One thing a lot of longterm builds have in common is that the builder or owner tend to change their minds throughout the build. This has definitely been the case with Project Pile House. Over the past two years I’ve changed Pile House from being a “thrown-together” type build to something a bit more thought out and nicer. Even small items like wheel and tire combo have changed and caused me to go back and adjust things as needed. When I was setting the body on the chassis and building the custom firewall for Pile House I had built everything around using a set of 14″ wheels and tires. I later decided to upsize the wheels and tires to some shiny 15″ Coker Tire wide whites and chrome steel wheels. This meant that when the truck was “aired out” the front edges of the cab sat on the tires.
As much as I hate cutting things apart I already built on a project, it wasn’t right and I had to get the weight of the cab off of the tires when parked.
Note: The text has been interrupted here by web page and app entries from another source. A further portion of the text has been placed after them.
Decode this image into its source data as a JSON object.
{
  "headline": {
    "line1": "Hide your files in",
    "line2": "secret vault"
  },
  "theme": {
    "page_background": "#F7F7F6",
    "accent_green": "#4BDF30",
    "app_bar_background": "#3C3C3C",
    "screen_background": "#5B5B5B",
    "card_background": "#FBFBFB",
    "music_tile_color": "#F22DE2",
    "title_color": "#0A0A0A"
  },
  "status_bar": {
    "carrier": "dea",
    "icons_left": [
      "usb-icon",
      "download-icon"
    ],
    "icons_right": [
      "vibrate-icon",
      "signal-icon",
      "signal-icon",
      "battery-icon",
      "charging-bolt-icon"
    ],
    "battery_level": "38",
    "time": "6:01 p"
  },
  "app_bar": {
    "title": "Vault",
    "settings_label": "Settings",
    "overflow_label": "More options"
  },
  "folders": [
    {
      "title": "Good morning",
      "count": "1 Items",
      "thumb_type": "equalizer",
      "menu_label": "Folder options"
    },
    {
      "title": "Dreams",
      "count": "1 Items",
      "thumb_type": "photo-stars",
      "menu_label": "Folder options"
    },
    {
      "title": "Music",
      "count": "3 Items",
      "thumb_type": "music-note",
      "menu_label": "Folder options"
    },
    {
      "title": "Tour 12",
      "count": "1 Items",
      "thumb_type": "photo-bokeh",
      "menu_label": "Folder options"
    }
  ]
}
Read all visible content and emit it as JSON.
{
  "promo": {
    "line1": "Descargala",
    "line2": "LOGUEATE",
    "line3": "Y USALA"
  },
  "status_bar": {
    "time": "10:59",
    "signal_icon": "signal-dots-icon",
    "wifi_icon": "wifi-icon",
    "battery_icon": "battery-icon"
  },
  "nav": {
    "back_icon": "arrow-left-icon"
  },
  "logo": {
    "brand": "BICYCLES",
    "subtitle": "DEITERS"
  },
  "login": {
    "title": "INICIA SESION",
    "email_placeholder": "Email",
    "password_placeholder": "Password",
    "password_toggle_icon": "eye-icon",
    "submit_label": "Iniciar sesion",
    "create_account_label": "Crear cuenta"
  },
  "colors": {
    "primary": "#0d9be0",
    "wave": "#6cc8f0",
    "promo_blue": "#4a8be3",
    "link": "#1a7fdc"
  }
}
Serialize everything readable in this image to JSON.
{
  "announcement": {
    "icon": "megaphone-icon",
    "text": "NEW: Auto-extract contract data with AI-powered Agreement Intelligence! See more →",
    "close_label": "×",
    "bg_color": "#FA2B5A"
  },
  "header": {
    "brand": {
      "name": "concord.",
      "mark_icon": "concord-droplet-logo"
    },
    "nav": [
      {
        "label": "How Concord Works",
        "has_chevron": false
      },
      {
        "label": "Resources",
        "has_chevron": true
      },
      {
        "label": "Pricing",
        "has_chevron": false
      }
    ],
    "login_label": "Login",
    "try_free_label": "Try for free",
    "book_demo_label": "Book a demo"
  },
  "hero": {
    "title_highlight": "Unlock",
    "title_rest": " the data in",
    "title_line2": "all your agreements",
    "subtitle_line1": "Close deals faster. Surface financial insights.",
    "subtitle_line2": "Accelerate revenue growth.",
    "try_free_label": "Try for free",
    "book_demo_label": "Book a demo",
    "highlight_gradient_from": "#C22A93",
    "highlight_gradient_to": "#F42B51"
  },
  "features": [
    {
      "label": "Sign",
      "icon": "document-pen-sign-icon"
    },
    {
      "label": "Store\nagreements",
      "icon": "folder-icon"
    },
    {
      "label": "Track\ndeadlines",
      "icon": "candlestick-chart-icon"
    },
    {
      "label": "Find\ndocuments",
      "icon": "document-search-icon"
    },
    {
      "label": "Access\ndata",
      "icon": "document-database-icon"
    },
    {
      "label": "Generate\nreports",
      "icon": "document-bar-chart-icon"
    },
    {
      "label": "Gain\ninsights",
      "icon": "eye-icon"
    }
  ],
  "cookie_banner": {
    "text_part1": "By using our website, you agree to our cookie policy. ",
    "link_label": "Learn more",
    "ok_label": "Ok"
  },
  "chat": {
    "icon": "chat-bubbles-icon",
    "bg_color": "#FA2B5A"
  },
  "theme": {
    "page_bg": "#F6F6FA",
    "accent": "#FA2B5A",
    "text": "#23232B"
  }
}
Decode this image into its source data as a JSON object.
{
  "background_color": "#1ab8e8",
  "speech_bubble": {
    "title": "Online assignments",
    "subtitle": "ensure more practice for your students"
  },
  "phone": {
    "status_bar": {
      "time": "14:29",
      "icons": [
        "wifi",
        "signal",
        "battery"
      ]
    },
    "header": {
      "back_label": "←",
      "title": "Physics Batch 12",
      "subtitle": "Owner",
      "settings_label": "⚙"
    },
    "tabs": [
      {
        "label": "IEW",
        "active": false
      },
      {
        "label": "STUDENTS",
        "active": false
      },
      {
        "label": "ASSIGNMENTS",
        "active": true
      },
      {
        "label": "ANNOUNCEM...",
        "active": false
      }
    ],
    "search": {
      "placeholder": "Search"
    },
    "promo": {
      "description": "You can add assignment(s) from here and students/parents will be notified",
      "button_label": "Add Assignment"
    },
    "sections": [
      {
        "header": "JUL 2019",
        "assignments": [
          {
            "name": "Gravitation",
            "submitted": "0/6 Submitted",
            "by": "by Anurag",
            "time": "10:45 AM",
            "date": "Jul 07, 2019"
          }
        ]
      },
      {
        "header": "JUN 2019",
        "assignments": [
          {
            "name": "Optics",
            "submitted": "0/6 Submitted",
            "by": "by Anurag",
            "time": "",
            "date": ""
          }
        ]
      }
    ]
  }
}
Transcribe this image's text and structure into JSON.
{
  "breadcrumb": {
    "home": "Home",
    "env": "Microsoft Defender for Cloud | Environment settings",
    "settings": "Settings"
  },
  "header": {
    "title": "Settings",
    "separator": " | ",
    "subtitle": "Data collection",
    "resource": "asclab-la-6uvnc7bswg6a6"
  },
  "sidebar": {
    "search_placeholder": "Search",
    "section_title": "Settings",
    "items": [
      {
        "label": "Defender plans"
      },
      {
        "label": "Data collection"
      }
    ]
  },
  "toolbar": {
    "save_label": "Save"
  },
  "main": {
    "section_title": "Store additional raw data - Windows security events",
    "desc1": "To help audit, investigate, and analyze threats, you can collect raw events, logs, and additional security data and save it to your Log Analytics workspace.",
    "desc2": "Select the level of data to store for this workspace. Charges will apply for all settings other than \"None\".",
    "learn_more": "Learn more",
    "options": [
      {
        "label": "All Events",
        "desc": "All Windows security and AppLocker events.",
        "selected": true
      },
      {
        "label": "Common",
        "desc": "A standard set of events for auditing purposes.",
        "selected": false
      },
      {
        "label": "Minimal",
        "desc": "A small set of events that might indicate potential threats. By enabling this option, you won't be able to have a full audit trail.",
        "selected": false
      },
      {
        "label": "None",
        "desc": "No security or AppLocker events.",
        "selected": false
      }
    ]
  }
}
I decided to make up some mini wheel tubs for the corners using Eastwood tools. I started by marking out the areas of the cab that were hitting when the truck was aired out. I then measured out a few inches all around that area to give adequate clearance around the wheels and tires.
Since I couldn’t tell exactly how far I needed to cut up into the cab corners I decided to put a couple relief cuts in the cab corners and slowly let the truck down until it hit the metal, then cut again until there was no interference. From there I made the last cut and was left with a sizable hole in the cab corners.
With my holes cut in the cab I took some chipboard and cut patterns that would make up my wheel tub. I taped the chipboard tub in place and raised and lowered the vehicle to make sure I had adequate clearance. I then took the pattern apart and cut the two pieces out of 18 gauge steel using the throatless metal shears. The side panel of the tub was just a flat piece of metal, but the top piece needed to take on a radius to fit around the tire. There are a few ways to do it including putting flanges on the ends and using the shrinker to create the desired radius, then cutting the flanges off, or bending over your knee, etc. I decided to do it the cleanest/quickest way and used the bench top english wheel to form the an even radius in the panel. I slowly worked the metal until it matched the radius I cut into the side of the cab corner.
With the two pieces cut and formed I test fitment of them one last time and then took them to the workbench and tack welded them together. I then ran a series of short welds in the seam of the panel using the TIG 200.
With the tubs now formed I mounted them in place and slowly tack welded them into the cab assuring that the gaps were tight and the tub was fitting correctly. There were a few spots that were a tiny bit too large so I used the angle grinder and a flap disc to shave the metal down until it was flush. After the panel was securely tack welded in place, I alternated around each seam while welding it together using the TIG 200. Once all of the seams were welded I used the flap disc to blend the seams into the surrounding metal. I then used a red sanding disc to take out the major scratches and leave an even finish on the entire area. This left a near invisible modification to the cab. I can now use a skim coat of filler or a coat of high build primer and the firewall is ready for paint.
This solved my issues with the cab hitting the tires and it will also allow me to turn the wheels even when driving very low if I so choose. In the end I am happy I went back and did the job right instead of just letting the cab rest on the tires!